*** Opening of GIVEN DATA ***

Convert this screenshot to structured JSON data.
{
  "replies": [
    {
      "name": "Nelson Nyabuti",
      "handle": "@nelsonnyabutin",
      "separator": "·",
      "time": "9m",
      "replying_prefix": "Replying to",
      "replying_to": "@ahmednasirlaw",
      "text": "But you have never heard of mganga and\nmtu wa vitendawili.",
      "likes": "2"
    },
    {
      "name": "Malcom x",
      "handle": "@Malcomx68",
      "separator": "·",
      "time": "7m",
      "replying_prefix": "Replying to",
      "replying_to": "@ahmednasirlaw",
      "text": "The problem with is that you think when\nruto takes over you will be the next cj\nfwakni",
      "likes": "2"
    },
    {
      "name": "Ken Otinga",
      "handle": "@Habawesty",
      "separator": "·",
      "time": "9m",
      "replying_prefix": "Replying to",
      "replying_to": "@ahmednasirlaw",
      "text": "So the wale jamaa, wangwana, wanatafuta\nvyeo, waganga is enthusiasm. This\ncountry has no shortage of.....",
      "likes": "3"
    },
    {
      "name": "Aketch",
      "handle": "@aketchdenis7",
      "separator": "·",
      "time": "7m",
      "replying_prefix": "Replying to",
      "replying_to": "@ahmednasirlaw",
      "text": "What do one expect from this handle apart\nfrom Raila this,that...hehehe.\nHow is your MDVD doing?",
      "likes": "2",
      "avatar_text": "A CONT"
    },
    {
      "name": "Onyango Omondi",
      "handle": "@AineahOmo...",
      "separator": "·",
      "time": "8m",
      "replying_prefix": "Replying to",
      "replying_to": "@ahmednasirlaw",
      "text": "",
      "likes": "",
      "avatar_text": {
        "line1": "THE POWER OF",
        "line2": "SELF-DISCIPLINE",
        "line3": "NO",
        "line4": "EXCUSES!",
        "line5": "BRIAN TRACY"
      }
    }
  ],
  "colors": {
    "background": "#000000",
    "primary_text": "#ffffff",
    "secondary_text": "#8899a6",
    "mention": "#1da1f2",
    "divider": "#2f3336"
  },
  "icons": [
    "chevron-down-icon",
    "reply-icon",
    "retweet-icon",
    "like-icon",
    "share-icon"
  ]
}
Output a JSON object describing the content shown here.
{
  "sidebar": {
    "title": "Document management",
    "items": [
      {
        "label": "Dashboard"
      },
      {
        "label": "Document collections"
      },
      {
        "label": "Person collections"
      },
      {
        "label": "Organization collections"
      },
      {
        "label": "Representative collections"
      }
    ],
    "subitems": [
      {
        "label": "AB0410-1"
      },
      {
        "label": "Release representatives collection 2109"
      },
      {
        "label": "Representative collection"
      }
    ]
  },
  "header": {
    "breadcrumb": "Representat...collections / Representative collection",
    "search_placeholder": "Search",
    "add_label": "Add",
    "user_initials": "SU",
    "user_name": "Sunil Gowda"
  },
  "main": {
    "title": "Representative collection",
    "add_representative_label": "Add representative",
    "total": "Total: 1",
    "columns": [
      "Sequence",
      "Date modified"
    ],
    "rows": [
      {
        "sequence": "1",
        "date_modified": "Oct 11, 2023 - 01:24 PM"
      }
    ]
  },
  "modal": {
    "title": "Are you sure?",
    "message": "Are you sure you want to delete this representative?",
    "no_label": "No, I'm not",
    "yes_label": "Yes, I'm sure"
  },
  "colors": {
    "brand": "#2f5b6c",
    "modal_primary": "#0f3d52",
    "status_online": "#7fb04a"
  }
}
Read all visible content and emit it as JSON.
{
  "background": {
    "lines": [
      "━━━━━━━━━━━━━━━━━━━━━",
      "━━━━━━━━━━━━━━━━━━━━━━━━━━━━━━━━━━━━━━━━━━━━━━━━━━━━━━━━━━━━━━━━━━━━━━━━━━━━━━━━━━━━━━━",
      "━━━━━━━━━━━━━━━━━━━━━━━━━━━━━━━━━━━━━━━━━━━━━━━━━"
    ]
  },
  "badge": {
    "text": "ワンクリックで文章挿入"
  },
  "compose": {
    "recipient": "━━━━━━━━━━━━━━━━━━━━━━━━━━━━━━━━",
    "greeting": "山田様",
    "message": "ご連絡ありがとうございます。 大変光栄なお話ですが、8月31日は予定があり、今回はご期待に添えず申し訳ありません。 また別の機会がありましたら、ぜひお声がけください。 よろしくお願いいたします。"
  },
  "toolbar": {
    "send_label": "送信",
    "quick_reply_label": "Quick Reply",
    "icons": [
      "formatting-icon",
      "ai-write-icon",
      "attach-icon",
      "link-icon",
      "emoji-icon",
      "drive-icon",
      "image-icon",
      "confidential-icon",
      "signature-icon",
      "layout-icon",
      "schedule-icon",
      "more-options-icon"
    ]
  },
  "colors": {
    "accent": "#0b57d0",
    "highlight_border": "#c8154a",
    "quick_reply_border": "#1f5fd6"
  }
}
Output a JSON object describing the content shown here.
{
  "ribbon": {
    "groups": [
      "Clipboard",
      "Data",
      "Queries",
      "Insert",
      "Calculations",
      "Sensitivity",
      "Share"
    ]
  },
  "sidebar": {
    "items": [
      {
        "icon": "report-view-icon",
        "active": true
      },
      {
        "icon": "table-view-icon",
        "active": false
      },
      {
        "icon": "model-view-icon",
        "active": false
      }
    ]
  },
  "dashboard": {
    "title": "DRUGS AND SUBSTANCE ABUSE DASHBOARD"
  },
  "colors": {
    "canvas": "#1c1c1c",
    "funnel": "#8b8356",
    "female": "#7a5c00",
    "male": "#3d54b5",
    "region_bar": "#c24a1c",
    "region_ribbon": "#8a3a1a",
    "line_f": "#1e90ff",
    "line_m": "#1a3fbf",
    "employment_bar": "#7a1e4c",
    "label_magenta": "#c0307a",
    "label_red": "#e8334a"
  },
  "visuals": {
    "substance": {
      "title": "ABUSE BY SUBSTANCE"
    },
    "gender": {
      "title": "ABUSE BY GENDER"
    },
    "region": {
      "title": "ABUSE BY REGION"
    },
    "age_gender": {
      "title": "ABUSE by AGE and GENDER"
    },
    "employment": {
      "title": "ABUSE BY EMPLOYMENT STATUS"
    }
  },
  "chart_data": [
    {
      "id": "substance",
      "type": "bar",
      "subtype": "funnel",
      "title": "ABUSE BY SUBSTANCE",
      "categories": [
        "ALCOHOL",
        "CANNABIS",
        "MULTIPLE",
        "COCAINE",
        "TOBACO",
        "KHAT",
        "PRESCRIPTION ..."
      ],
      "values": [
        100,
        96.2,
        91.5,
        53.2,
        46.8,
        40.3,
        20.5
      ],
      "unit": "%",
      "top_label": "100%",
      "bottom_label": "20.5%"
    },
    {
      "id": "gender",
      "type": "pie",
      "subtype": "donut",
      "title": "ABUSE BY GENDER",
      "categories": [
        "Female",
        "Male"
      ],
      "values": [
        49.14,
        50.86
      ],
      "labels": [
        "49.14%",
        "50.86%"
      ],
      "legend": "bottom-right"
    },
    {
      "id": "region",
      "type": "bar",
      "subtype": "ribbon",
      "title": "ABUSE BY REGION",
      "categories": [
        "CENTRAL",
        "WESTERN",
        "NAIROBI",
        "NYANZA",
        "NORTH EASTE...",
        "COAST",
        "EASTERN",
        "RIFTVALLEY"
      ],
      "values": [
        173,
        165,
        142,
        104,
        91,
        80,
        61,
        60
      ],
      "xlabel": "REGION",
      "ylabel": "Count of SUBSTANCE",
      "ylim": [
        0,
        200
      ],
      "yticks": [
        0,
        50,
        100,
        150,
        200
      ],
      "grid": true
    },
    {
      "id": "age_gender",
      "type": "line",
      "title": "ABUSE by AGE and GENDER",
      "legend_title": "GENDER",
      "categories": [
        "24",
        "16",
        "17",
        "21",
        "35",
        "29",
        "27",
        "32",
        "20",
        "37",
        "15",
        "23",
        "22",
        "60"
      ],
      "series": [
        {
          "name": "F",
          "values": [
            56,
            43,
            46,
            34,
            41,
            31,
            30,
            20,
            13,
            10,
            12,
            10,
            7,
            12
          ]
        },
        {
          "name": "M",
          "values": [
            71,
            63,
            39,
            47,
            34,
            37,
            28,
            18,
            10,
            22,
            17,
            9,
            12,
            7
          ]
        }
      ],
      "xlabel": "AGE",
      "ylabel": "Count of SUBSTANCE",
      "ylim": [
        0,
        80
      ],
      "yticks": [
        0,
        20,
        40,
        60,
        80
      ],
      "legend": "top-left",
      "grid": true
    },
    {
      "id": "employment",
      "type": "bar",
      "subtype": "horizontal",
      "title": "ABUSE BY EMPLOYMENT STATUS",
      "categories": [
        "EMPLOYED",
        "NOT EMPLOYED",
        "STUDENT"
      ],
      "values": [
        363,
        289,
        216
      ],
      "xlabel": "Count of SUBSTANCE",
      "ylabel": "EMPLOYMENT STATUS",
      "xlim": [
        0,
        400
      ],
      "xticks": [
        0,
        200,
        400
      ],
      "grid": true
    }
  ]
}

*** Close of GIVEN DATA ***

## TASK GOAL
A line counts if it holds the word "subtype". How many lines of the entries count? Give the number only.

## RESPONSE
4